Another leftover from Sunday brunch via the Corner. Joel Pollak floated this idea a few weeks ago in a piece for Breitbart. I thought of it again on Thursday night, when I was busy enjoying my vacation from HA by watching Obama’s amnesty speech and screaming at my TV. Now here’s Cruz proposing the same plan, although with two caveats. One: It’s not so much that he wants the Senate to block O’s nominees as he wants Mitch McConnell to refuse to bring those nominations to the floor in the first place. That’s a clever way of killing two birds with one stone. If McConnell follows Cruz’s plan, Cruz can take credit among conservative voters for having been the motive force in bottling up O’s nominees. If McConnell doesn’t follow Cruz’s plan, Cruz can point to it as proof that the establishment squishes refuse to fight the White House with everything they’ve got, which of course is why we need to nominate someone like Ted Cruz in 2016. Even so, I like the idea on the merits. If Obama won’t respect Congress’s constitutional power to set policy, why should the Senate respect Obama’s constitutional power to staff the executive and judicial branches? He’s the one who declared war on separation of powers. Let him live with the consequences. Plus, who knows? Maybe he’ll go rogue again and decide that he has some sort of emergency power to confirm nominees himself if the Senate won’t do it. I figure we’re only eight or nine more grossly unconstitutional actions away from the media beginning to express “concern” about Obama’s behavior.

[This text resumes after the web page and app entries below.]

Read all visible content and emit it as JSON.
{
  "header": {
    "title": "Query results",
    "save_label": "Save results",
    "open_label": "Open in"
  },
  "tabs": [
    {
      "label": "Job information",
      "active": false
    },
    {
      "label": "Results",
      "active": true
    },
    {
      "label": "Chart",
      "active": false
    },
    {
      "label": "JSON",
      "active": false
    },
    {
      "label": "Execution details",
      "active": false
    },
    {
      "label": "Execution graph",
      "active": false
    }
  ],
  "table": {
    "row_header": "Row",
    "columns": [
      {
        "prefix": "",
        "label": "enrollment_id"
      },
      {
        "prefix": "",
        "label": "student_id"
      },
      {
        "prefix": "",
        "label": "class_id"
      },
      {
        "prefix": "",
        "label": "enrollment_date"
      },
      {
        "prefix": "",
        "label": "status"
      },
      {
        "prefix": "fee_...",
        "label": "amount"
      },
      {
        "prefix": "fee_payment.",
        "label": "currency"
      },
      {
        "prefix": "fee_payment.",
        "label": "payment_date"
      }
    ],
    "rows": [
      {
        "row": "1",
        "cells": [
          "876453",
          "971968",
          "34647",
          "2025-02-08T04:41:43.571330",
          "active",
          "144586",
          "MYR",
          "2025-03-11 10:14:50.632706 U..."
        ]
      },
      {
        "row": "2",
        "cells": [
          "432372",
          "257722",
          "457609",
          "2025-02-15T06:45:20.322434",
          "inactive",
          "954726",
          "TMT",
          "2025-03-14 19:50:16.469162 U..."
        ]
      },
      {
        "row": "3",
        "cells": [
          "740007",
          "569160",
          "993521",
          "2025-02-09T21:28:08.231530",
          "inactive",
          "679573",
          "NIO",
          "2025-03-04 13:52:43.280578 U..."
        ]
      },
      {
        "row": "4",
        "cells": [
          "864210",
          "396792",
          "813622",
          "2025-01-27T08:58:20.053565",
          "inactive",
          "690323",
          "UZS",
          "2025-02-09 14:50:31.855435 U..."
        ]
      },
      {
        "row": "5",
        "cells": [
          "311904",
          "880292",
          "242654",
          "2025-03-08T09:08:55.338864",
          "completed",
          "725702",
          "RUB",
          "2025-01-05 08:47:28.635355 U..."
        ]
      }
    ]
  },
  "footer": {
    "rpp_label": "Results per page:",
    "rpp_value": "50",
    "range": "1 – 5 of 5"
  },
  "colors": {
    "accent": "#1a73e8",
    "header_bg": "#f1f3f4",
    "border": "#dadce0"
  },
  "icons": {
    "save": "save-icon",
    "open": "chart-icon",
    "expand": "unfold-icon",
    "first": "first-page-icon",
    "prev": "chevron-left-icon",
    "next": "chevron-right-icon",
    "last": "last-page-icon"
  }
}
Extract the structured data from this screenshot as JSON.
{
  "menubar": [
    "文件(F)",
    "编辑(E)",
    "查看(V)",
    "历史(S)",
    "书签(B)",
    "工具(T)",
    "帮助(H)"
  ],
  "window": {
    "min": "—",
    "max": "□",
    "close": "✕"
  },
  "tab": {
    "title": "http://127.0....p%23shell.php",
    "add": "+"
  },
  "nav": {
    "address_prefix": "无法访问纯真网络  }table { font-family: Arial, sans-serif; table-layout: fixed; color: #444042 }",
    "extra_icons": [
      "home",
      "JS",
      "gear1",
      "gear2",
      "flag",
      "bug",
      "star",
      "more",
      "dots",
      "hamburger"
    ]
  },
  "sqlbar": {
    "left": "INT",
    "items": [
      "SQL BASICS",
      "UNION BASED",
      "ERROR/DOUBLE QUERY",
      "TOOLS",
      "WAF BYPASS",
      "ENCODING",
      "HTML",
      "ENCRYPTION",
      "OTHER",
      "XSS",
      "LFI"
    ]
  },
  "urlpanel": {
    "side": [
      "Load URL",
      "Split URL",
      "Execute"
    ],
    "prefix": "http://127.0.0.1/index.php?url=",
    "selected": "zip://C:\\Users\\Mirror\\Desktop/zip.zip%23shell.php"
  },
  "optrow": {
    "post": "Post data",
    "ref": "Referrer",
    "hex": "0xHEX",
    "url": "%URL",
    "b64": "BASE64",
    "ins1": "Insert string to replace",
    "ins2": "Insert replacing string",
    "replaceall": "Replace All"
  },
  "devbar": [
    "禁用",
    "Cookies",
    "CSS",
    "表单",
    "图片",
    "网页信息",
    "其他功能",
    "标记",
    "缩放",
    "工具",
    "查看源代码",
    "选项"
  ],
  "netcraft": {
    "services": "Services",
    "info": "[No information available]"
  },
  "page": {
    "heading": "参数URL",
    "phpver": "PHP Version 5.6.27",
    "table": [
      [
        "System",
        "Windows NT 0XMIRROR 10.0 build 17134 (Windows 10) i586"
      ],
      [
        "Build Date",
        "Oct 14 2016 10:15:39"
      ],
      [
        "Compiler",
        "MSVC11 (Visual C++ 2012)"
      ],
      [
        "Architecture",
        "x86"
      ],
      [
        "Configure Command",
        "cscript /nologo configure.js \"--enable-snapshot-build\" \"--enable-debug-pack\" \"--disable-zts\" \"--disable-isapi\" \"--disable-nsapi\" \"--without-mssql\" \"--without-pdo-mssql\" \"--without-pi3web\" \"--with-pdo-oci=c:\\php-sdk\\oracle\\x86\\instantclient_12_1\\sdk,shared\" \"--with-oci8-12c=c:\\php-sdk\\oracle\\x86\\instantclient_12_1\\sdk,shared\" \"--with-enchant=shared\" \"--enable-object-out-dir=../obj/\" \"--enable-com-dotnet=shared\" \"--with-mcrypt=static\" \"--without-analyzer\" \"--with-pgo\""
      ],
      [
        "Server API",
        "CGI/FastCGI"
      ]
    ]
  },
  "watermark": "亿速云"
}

The other caveat, per Cruz, is that the Senate should consider nominees for “vital national security positions.” Every other executive and judicial nominee will be bottled up, but people whose job is important to America’s defense get a special dispensation. That makes sense politically: This strategy will backfire, needless to say, if Democrats can twist it around to accuse Republicans of not caring about protecting the country because they refuse to approve NatSec officials. But … isn’t defunding the Department of Homeland Security, which will oversee Obama’s amnesty, one of the GOP proposals currently on the table? If so, Republicans will be accused of not caring about security no matter how many exceptions they make for nominees. Also, the timing here is odd in the sense that the two biggest vacancies in the cabinet right now — Attorney General and, as of this morning, Secretary of Defense — just so happen to be key NatSec positions. I’m imagining Mitch McConnell walking out to the mic, solemnly vowing to protest the president’s lawlessness by refusing to consider any new nominees, and then adding, “Oh yeah, except for the two positions that everyone’s spent weeks talking about. Those are too important for a petty constitutional crisis like this.” If we’re going to carve out big-name exceptions to the “no new nominees” rule, maybe we’re better off just blocking judicial nominees.
Whatever ends up happening, can we at least avoid a censure resolution? At this point in history, with Congress so pitifully weak vis-a-vis the executive, a rhetorical wrist slap would feel more pathetic than ignoring any formal condemnation altogether.